KATHMANDU, Oct 30: Rise in import bill and slow export growth coupled with stagnation in remittances have resulted in current account deficit of Rs 17.88 billion in the first two months of the current fiscal year 2017/18.
This is the second straight month that the country logged current account deficit. In the first month of the current fiscal year, the country saw deficit of Rs 5.43 billion. The deficit was Rs 11.12 billion in the first two months of 2016/17, according to the Nepal Rastra Bank (NRB).
The 'Current Macroeconomic and Financial Situation of Nepal' of first two months of 2017/18 made public by the NRB on Sunday shows that country's merchandise imports increased by 11 percent to Rs 165.41 billion in the review period compared to a growth of 43.4 percent in the same period of the previous fiscal year. However, Nepal's exports grew by a nominal 3 percent to Rs 13.58 billion in the first two months of the current fiscal year. Such was 7.7 percent in the first two months of 2016/17.
According to the report, workers' remittances grew by a paltry 0.7 percent to Rs. 115.55 billion in the review period, compared to a growth of 6.6 percent in the same period of 2016/17.
Likewise, the country recorded a balance of payment (BoP) deficit of Rs 5.87 billion in the first two months of 2017/18, compared to a deficit of Rs 3.50 billion in the same period of the last fiscal year.
BoP refers to the sum of all transactions between a nation and all of its international trading partners.
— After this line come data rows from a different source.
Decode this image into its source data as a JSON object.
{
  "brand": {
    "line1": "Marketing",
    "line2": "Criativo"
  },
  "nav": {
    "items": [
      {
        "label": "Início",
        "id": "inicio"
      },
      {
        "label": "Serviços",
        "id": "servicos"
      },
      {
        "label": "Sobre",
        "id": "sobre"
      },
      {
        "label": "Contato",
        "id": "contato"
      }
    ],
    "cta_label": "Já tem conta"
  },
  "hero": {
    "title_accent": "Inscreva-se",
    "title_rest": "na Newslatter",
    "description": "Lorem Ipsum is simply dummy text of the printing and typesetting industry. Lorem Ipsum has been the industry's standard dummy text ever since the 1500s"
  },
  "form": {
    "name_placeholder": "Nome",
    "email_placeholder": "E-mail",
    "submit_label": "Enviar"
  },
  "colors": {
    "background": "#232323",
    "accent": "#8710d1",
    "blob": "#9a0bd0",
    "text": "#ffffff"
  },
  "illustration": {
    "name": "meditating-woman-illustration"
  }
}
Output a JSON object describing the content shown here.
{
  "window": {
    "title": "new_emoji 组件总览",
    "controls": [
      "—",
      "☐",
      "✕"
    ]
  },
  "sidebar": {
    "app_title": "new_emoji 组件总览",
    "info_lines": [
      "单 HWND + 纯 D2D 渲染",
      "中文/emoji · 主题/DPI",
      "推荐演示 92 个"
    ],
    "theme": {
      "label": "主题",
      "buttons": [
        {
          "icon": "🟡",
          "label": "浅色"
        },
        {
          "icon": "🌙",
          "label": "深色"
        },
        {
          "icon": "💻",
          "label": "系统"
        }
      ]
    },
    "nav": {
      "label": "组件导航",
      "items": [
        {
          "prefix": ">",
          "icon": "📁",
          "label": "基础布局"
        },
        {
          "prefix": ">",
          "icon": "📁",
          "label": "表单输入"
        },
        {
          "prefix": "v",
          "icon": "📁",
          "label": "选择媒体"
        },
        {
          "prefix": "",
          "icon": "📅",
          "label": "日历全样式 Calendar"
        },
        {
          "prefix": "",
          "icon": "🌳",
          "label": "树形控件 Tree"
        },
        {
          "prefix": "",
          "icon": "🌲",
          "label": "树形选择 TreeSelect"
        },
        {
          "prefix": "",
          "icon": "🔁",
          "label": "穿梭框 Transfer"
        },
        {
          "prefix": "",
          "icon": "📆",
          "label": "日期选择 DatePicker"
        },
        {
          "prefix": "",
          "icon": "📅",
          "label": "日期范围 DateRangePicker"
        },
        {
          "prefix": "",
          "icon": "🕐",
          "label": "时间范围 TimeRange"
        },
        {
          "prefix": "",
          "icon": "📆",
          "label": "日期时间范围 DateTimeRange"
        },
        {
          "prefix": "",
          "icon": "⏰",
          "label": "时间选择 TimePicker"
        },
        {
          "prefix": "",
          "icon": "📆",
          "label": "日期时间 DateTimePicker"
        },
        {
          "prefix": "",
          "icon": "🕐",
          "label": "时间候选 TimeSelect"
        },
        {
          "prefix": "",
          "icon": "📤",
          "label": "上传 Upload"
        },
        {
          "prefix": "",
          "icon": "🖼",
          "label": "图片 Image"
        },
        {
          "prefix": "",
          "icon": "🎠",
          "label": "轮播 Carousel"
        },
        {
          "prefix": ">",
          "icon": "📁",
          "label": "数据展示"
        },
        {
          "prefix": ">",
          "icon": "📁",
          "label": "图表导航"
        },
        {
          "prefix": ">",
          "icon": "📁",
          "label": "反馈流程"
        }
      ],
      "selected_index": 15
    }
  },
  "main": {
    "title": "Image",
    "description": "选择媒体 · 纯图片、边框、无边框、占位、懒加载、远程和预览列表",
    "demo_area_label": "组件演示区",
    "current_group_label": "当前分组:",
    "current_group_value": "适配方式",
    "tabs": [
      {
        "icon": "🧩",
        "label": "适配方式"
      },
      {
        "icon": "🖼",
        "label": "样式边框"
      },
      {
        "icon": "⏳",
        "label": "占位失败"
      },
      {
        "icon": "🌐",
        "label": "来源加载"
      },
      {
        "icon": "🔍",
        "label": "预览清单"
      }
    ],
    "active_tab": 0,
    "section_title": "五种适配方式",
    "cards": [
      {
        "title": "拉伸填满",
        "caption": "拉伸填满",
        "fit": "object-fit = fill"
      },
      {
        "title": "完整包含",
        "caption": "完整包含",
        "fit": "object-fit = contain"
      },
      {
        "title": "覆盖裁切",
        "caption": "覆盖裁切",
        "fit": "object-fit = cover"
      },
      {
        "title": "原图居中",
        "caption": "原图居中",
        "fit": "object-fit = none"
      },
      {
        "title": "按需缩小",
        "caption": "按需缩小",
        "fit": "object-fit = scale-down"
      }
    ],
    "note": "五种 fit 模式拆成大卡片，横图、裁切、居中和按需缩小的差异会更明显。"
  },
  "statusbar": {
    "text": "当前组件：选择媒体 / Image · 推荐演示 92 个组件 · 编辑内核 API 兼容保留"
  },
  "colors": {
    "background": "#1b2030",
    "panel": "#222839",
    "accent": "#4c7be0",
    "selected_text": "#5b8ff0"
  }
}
The deficit in the current account, which is the sum of balance of trade (goods and services export fewer imports), net income from abroad and net current transfers, indicates vulnerability of the country's economy because of rising import bill amid slow export and remittance growth rates, according to the central bank.
“Slow exports and meager remittance growth, as well as whopping rise in imports, contributed to current account deficit,” Rajendra Pandit, the deputy spokesperson of the NRB, told Republica. “But the vulnerability depends on whether we are importing goods and services for consumption only or machinery and equipment that can help other economic activities.”
Meanwhile, consumer price inflation increased to 3.4 percent in mid-September 2017 compared to 2.3 percent in mid-August 2017. The central bank has attributed the rise in inflation to damage of vegetables due to floods in mid-August.
Central bank optimistic of better economic performance
KATHMANDU, Oct 30: Though the current account and BoP deficit presents bleak picture of the economy, the Nepal Rastra Bank is optimistic that the situation will improve in the coming months.
Rise in industrial capacity utilization due to increased power supply to industrial estates, better performance of tourism sector, and rise in economic activities due to election indicate better economic performance in the coming months, according to the central bank.
“Industrial capacity utilization is expected to expand further on account of improved power supply and smooth supply of industrial raw materials. Some hydropower projects are in completion phase and expected to come into operation in the current fiscal year,” the report adds.
Likewise, the NRB expects the capital expenditure to improve after the provincial and parliamentary polls.
Low capital expenditure is one of the major problems in Nepal's economic fronts, blamed mainly to political instability and absence of representatives in local levels.
Endorsements of key laws related to the economy like Intergovernmental Fiscal Management Bill, 2017, National Natural Resources and Fiscal Commission Bill, 2017 and Employee Adjustment Bill, 2017 are expected to facilitate capital spending at local levels, spurring economic activities across the country.